It’s a busy time for the firearms industry at the moment, and I’m pleased that National Shooting Sports Foundation senior vice president and general counsel Larry Keane could spend a some quality time with Bearing Arms’ Cam & Co today to hit on a number of different topics ranging from the House Democrats’ push for an “assault weapons” ban to the new installation of anti-gun politician and former U.S. Attorney Steve Dettelbach as director of the Bureau of Alcohol, Tobacco, Firearms, and Explosives.
I’ll encourage you right up front to check out the entire conversation with Keane and myself in the video window above, but here are some Axios-style bullet points from today’s discussion.

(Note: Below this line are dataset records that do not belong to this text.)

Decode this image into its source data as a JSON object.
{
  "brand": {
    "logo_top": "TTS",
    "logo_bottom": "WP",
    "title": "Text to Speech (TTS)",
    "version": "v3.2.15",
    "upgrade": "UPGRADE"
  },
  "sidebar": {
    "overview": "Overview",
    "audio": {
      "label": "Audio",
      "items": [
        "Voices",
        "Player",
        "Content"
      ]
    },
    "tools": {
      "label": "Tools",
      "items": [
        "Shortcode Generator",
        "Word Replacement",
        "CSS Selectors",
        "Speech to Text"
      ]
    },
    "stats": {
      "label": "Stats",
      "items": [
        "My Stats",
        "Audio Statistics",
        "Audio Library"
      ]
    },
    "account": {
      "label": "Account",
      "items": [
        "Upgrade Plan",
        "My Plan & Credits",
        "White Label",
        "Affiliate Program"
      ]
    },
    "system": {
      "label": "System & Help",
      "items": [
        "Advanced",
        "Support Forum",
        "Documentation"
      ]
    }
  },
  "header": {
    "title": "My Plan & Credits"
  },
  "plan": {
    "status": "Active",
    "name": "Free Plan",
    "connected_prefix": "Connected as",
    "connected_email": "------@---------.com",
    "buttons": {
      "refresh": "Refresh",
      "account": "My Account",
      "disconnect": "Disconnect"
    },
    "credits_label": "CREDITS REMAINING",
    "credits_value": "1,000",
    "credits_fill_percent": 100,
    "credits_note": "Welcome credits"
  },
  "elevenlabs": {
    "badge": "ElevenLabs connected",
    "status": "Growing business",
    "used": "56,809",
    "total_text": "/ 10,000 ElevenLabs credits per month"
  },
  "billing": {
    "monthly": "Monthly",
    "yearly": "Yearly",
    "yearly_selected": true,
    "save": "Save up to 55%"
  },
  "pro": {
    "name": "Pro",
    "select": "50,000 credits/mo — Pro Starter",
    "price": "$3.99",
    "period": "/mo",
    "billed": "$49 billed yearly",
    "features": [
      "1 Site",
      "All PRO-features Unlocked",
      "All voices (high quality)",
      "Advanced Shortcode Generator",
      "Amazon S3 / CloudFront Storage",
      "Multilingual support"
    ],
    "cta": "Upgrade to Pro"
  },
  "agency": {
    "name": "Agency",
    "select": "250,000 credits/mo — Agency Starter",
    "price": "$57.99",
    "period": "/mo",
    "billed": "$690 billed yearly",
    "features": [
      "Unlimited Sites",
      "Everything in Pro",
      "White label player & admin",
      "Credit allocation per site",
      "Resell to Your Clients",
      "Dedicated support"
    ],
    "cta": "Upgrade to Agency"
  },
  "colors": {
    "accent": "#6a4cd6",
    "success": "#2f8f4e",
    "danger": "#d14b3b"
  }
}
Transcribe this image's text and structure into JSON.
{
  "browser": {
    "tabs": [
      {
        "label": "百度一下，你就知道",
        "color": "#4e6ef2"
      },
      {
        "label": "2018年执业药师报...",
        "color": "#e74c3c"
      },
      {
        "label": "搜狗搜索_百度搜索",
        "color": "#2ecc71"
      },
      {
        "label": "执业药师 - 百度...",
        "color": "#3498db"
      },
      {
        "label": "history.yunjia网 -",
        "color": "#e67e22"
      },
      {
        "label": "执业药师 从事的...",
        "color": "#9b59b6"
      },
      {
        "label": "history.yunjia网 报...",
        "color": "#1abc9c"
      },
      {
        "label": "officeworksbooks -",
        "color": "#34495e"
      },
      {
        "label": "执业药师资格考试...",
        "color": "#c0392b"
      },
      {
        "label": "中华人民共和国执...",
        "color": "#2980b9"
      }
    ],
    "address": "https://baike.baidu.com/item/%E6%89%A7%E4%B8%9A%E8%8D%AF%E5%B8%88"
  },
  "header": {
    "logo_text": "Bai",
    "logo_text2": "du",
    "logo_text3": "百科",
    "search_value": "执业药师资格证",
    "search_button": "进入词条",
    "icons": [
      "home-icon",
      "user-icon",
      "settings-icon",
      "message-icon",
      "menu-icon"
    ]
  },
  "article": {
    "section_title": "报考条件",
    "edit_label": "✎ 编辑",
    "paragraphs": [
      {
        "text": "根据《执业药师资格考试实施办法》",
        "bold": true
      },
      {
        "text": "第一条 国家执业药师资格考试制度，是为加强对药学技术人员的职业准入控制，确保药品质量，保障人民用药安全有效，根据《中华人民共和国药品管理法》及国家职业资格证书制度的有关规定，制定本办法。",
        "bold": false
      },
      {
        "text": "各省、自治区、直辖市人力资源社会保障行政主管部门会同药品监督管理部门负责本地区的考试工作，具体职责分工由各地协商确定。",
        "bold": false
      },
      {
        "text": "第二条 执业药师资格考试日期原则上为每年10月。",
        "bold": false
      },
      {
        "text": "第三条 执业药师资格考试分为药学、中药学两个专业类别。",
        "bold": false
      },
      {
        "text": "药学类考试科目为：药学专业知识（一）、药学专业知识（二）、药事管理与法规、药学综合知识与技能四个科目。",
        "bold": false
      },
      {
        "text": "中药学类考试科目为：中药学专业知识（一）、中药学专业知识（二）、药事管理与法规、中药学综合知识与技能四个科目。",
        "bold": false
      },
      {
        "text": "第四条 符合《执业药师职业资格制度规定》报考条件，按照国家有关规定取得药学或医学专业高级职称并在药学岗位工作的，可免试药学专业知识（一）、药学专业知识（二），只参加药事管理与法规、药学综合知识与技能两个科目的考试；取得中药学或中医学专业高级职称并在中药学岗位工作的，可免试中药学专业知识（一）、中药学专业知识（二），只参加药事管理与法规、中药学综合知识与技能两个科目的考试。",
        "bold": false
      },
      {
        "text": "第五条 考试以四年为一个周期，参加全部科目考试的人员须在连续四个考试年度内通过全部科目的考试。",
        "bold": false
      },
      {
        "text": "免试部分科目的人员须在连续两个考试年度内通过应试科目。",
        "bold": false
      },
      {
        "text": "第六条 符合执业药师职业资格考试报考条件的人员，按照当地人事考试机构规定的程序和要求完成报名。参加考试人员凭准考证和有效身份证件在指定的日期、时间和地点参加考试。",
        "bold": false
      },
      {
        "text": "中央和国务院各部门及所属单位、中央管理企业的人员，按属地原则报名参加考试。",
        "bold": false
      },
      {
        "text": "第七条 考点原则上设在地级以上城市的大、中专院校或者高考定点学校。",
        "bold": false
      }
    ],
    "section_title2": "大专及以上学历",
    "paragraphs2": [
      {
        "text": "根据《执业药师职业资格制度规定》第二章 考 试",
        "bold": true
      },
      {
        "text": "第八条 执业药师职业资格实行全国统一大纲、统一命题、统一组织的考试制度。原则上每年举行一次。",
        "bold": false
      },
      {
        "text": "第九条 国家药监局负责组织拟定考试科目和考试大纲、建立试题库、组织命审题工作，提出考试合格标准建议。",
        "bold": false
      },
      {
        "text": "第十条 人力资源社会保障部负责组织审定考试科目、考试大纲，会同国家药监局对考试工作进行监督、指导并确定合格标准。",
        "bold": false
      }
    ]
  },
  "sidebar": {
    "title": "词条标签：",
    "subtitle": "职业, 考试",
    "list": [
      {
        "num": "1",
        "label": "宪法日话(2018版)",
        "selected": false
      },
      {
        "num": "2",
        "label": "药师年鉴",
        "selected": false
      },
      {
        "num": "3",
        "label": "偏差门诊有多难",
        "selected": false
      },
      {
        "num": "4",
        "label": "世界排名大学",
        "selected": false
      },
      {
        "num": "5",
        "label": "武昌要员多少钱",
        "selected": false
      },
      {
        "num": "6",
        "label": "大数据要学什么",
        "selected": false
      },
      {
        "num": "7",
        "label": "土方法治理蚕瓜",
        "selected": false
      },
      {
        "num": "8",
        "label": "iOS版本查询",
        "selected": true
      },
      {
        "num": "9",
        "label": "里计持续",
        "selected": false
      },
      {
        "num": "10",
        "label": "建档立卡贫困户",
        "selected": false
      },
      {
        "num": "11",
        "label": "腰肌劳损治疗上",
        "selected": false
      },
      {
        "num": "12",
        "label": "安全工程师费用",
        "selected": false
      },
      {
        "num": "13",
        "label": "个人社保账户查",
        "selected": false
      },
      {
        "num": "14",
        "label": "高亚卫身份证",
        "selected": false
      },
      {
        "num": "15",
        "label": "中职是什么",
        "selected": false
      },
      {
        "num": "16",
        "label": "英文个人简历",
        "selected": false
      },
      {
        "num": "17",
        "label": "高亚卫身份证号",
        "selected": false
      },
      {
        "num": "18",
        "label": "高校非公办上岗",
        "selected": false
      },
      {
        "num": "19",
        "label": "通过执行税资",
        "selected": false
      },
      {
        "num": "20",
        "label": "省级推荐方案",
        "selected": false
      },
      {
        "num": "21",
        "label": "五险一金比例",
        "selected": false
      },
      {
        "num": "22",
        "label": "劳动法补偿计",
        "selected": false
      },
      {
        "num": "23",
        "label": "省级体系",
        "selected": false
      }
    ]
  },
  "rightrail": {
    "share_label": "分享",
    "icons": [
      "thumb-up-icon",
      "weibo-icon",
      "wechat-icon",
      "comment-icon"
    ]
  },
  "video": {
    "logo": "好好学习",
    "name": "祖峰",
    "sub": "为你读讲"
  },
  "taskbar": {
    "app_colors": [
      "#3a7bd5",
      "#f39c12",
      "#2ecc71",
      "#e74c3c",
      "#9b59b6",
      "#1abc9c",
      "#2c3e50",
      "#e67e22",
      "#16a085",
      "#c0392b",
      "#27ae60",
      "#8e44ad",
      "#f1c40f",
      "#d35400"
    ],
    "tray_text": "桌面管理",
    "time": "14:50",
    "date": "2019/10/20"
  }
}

- On the Democrats’ proposed ban on “assault weapons” (and magazines holding more than 15 rounds) approved by the House Judiciary Committee on Wednesday – “We’ll see next week if they have the votes to move forward. I think it will be very, very close one way or the other. There are a very large number of Democrats sponsoring this bill, but whether they’ll continue to sponsor it or support it if it moves to the floor… we’ll see. There are a couple of Democrats on the bubble, and there are several Democrats in very competitive races who are reported to be very upset with Speaker Pelosi for pushing this issue when they’re in competitive races and they’re concerned that it will hurt their chances at re-election.”

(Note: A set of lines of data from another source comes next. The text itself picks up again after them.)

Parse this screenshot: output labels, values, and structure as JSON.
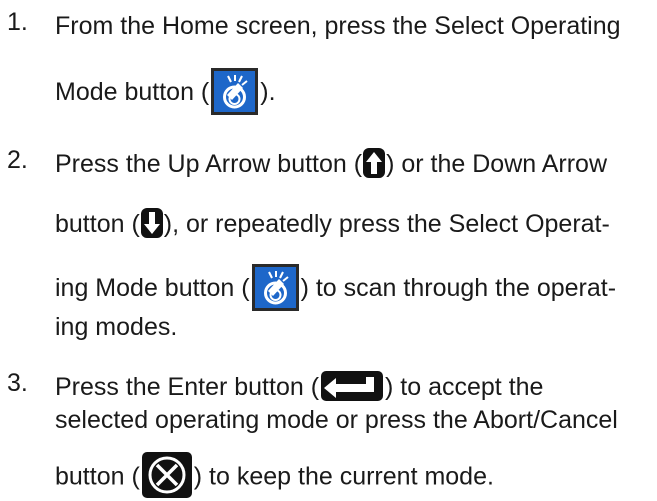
{
  "steps": [
    {
      "number": "1.",
      "line1": "From the Home screen, press the Select Operating",
      "line2_pre": "Mode button (",
      "line2_post": ")."
    },
    {
      "number": "2.",
      "line1_pre": "Press the Up Arrow button (",
      "line1_post": ") or the Down Arrow",
      "line2_pre": "button (",
      "line2_post": "), or repeatedly press the Select Operat-",
      "line3_pre": "ing Mode button (",
      "line3_post": ") to scan through the operat-",
      "line4": "ing modes."
    },
    {
      "number": "3.",
      "line1_pre": "Press the Enter button (",
      "line1_post": ") to accept the",
      "line2": "selected operating mode or press the Abort/Cancel",
      "line3_pre": "button (",
      "line3_post": ") to keep the current mode."
    }
  ],
  "icons": {
    "mode": "select-operating-mode-icon",
    "up": "up-arrow-icon",
    "down": "down-arrow-icon",
    "enter": "enter-icon",
    "abort": "abort-cancel-icon"
  },
  "colors": {
    "text": "#1a1a1a",
    "mode_button_blue": "#1e67c9",
    "button_black": "#111111"
  }
}
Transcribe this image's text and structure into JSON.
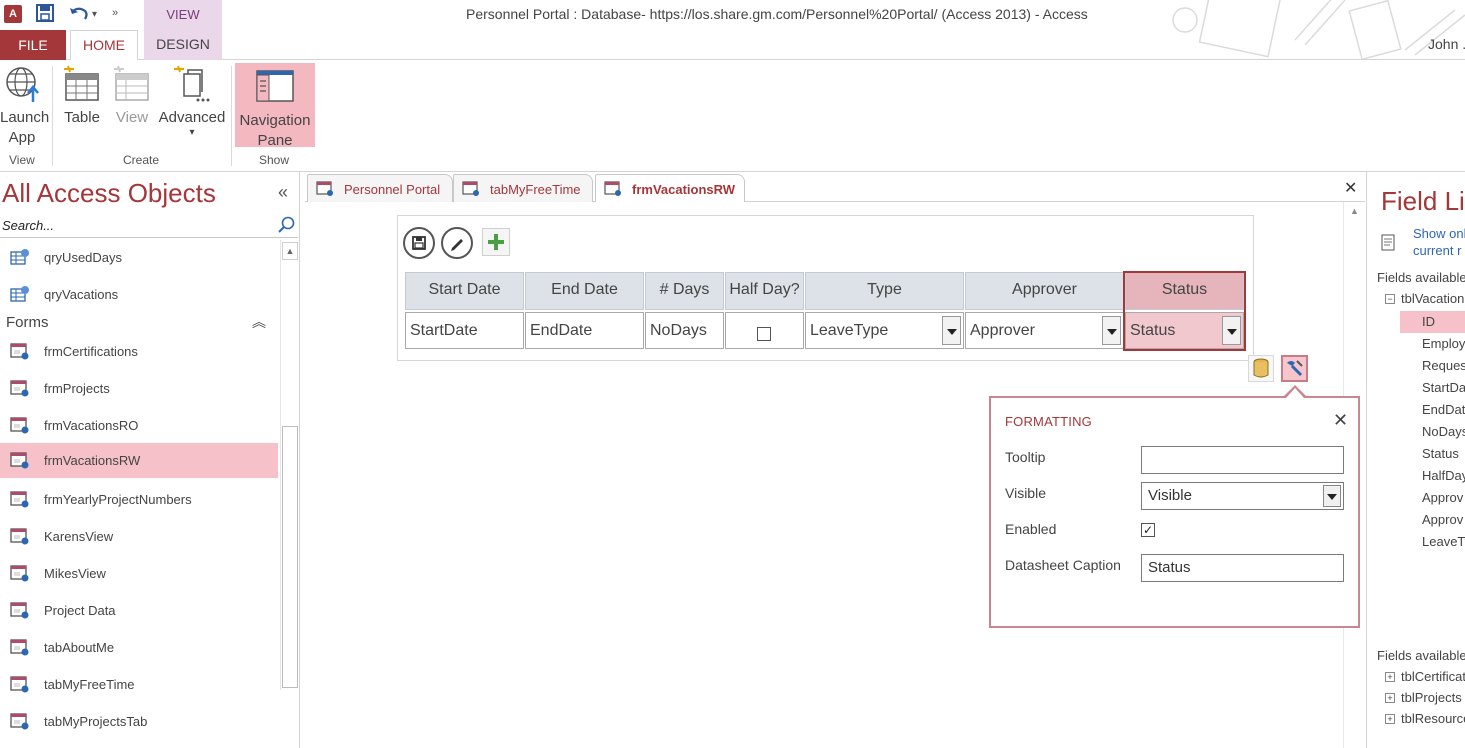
{
  "window": {
    "app_icon": "A",
    "title": "Personnel Portal : Database- https://los.share.gm.com/Personnel%20Portal/ (Access 2013) - Access",
    "context_tab": "VIEW",
    "user": "John ."
  },
  "ribbon_tabs": {
    "file": "FILE",
    "home": "HOME",
    "design": "DESIGN"
  },
  "ribbon": {
    "launch_app": "Launch App",
    "table": "Table",
    "view": "View",
    "advanced": "Advanced",
    "navigation_pane": "Navigation Pane",
    "groups": {
      "view": "View",
      "create": "Create",
      "show": "Show"
    }
  },
  "nav": {
    "title": "All Access Objects",
    "search_placeholder": "Search...",
    "queries": [
      {
        "label": "qryUsedDays"
      },
      {
        "label": "qryVacations"
      }
    ],
    "forms_header": "Forms",
    "forms": [
      {
        "label": "frmCertifications"
      },
      {
        "label": "frmProjects"
      },
      {
        "label": "frmVacationsRO"
      },
      {
        "label": "frmVacationsRW",
        "selected": true
      },
      {
        "label": "frmYearlyProjectNumbers"
      },
      {
        "label": "KarensView"
      },
      {
        "label": "MikesView"
      },
      {
        "label": "Project Data"
      },
      {
        "label": "tabAboutMe"
      },
      {
        "label": "tabMyFreeTime"
      },
      {
        "label": "tabMyProjectsTab"
      }
    ]
  },
  "doc_tabs": [
    {
      "label": "Personnel Portal"
    },
    {
      "label": "tabMyFreeTime"
    },
    {
      "label": "frmVacationsRW",
      "active": true
    }
  ],
  "form": {
    "columns": [
      {
        "header": "Start Date",
        "value": "StartDate"
      },
      {
        "header": "End Date",
        "value": "EndDate"
      },
      {
        "header": "# Days",
        "value": "NoDays"
      },
      {
        "header": "Half Day?",
        "value": ""
      },
      {
        "header": "Type",
        "value": "LeaveType"
      },
      {
        "header": "Approver",
        "value": "Approver"
      },
      {
        "header": "Status",
        "value": "Status"
      }
    ]
  },
  "formatting": {
    "title": "FORMATTING",
    "tooltip_label": "Tooltip",
    "tooltip_value": "",
    "visible_label": "Visible",
    "visible_value": "Visible",
    "enabled_label": "Enabled",
    "enabled_checked": true,
    "caption_label": "Datasheet Caption",
    "caption_value": "Status"
  },
  "field_list": {
    "title": "Field Lis",
    "show_only_line1": "Show onl",
    "show_only_line2": "current r",
    "available_header": "Fields available",
    "table_name": "tblVacation",
    "fields": [
      {
        "label": "ID",
        "selected": true
      },
      {
        "label": "Employ"
      },
      {
        "label": "Request"
      },
      {
        "label": "StartDat"
      },
      {
        "label": "EndDate"
      },
      {
        "label": "NoDays"
      },
      {
        "label": "Status"
      },
      {
        "label": "HalfDay"
      },
      {
        "label": "Approv"
      },
      {
        "label": "Approv"
      },
      {
        "label": "LeaveTy"
      }
    ],
    "other_header": "Fields available",
    "other_tables": [
      {
        "label": "tblCertificat"
      },
      {
        "label": "tblProjects"
      },
      {
        "label": "tblResource"
      }
    ]
  },
  "colors": {
    "accent": "#a4373a",
    "selection": "#f6c1c8",
    "header_gray": "#dde2e8"
  }
}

- On Steve Dettelbach taking over as ATF director – “When you have the president who calls the industry the ‘enemy’, when you have this ‘zero tolerance policy’ and you have (FFL license) revocations up 500% and the basis for those revocations have nothing to do with any risk to public safety, when you have closed inspections being re-opened after being closed for six months and then seeking to revoke six months later after saying [the violations] didn’t rise to that level, it’s very very troubling. So we’re really considered about this approach by the administration; instead of going after trigger-pullers and the bad people (and there are a lot of people who need to be locked up) going after law-abiding citizens and showing up unannounced at their doorstep and trying to coerce them into letting them into their house with no warrant, that’s troubling.

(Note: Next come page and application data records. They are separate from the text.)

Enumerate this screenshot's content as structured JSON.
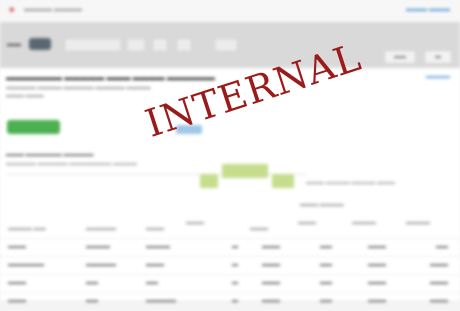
{
  "watermark": {
    "text": "INTERNAL"
  }
}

- On the gun control lobby’s attempt to sue gun makers based on claims of deceptive marketing, including California’s new law banning marketing materials supposedly aimed at minors – “Look, this law in California is obviously unconstitutional. It obviously violates the First Amendment right to speech, the right to freedom of association, and it violates the Due Process clause because it says you know, ‘what’s attractive to a minor’; a vague and subjective standard. I feel like I’ve gone back in Mr. Peabody’s Wayback Machine to the 1990s because we’re hearing all the same arguments from the same gun control groups trying to file lawsuits against the industry. You know, the House Judiciary Committee also last night passed a bill to repeal the Protection of Lawful Commerce in Arms Act and to repeal the Tiahrt Amendment that prevents the disclosure of law enforcement-sensitive trace information outside of law enforcement because it puts law enforcement at risk…. they’re filing these complaints with the Federal Trade Commission… they have disdain for the Second Amendment, and they’re entitled to their opinion, but they’re not entitled to suppress the First Amendment rights of law-abiding citizens, law-abiding companies to be able to advertise their products.”
There’s plenty more discussion in the video window above, including Keane’s explanation as to why the NSSF and many individual firearms manufacturers are opposed to the RETURN our Constitutional Rights Act sponsored by Rep. Andrew Clyde (R-GA), which would eliminate the 11% excise tax on firearms and ammunition that helps fund wildlife restoration, hunter safety, and public ranges. Be sure to check out the entire conversation with Larry Keane and stay tuned, because the NSSF is going to be quite active in the months ahead taking on the gun control lobby’s attempt to legislate, regulate, and litigate it out of existence.